Given these constraints, we opted to take a batch approach to compute all supported stats for a given dataset, then cache the results in a relational database.
A MapReduce job is run over the dataset. In the map phase, for each record it is determined which queries it meets based on the fields of data that are present. An output record containing the ID, and the query, is output for each query the input matches. The reduce phase groups records for the same query together, and counts the number of unique IDs that are present. We then take the counts for each query, and add them to a cache in a relational database.
There are two major scaling challenges presented in this approach. First, the IDs present for each query in the reduce phase are not necessarily unique, and there can be potentially billions of them. Second, the map phase is expanding out the number of records into all of the queries they satisfy. This is bad because it leads to an enormously expensive shuffle.

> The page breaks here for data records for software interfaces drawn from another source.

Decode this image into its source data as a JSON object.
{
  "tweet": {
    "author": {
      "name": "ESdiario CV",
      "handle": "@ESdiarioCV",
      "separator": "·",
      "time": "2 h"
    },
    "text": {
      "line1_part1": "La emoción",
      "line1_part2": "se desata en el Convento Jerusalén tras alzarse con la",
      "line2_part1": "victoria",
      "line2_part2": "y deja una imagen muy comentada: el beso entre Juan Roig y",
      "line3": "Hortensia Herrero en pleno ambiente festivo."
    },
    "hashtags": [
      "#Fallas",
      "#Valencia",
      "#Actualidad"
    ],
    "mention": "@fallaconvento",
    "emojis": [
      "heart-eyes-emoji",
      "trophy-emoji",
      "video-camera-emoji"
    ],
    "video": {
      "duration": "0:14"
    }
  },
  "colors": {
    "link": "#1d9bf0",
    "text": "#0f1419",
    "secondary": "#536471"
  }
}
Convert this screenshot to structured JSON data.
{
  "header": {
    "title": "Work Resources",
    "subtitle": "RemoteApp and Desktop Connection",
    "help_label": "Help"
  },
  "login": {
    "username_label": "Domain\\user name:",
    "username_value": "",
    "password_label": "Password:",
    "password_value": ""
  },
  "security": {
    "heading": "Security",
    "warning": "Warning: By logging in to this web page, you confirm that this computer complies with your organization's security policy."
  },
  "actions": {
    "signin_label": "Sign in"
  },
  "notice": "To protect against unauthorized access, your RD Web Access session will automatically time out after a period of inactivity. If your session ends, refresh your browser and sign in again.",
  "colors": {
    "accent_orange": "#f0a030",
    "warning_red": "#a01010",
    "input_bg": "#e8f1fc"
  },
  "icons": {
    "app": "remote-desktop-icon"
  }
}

The first problem can be solved entirely by using the HyperLogLog++ (HLL) algorithm. (HyperLogLog in Practice: Algorithmic Engineering of a State of The Art Cardinality Estimation Algorithm). HyperLogLog++ defines a small, fixed size data structure that can be used to accurately estimate the cardinality of sets with trillions of records (or more). An HLL provides a data structure similar to a set, and supports adding new elements, merging two HLLs, and retrieving the current cardinality. Both adding values to an HLL, and merging HLLs are commutative and associative operations. We can therefore construct a single HLL for each query, rather than track all IDs associated with the query.
The second challenge is integral to the batch approach, and ultimately cannot be entirely solved. To process all Q queries over the dataset, the work must be expanded out by a factor of O(Q) in the worst case. This places an unavoidable limitation on this approach as the number of queries grows.
However, it is possible to deal with this scaling concern more optimally. The most expensive part of the MapReduce process is the shuffle. In this case, if there are N records and Q queries, the shuffle must sort and distribute O(NQ) records. With the use of MapReduce combiners, the output records can be grouped by query on the map side. A single HLL can be populated for each query on the map side. The HLLs from each map task for a given query can then be merged together in the reduce phase. The requirement to use combiners correctly is that the reduce function is both commutative and associative. Adding values to an HLL and merging HLLs are commutative and associative operations. By utilizing combiners in this way, the map phase still must process O(NQ) records, but only O(Q) HLLs pass through the much more expensive shuffle phase.
This approach has been in use at LiveRamp for several years, and is currently used to efficiently process results for ~200,000 queries per day averaging ~15 million unique values per query. Datasets with billions of records and thousands of queries have been processed, resulting in 100s of trillions of expanded rows in a single MapReduce job.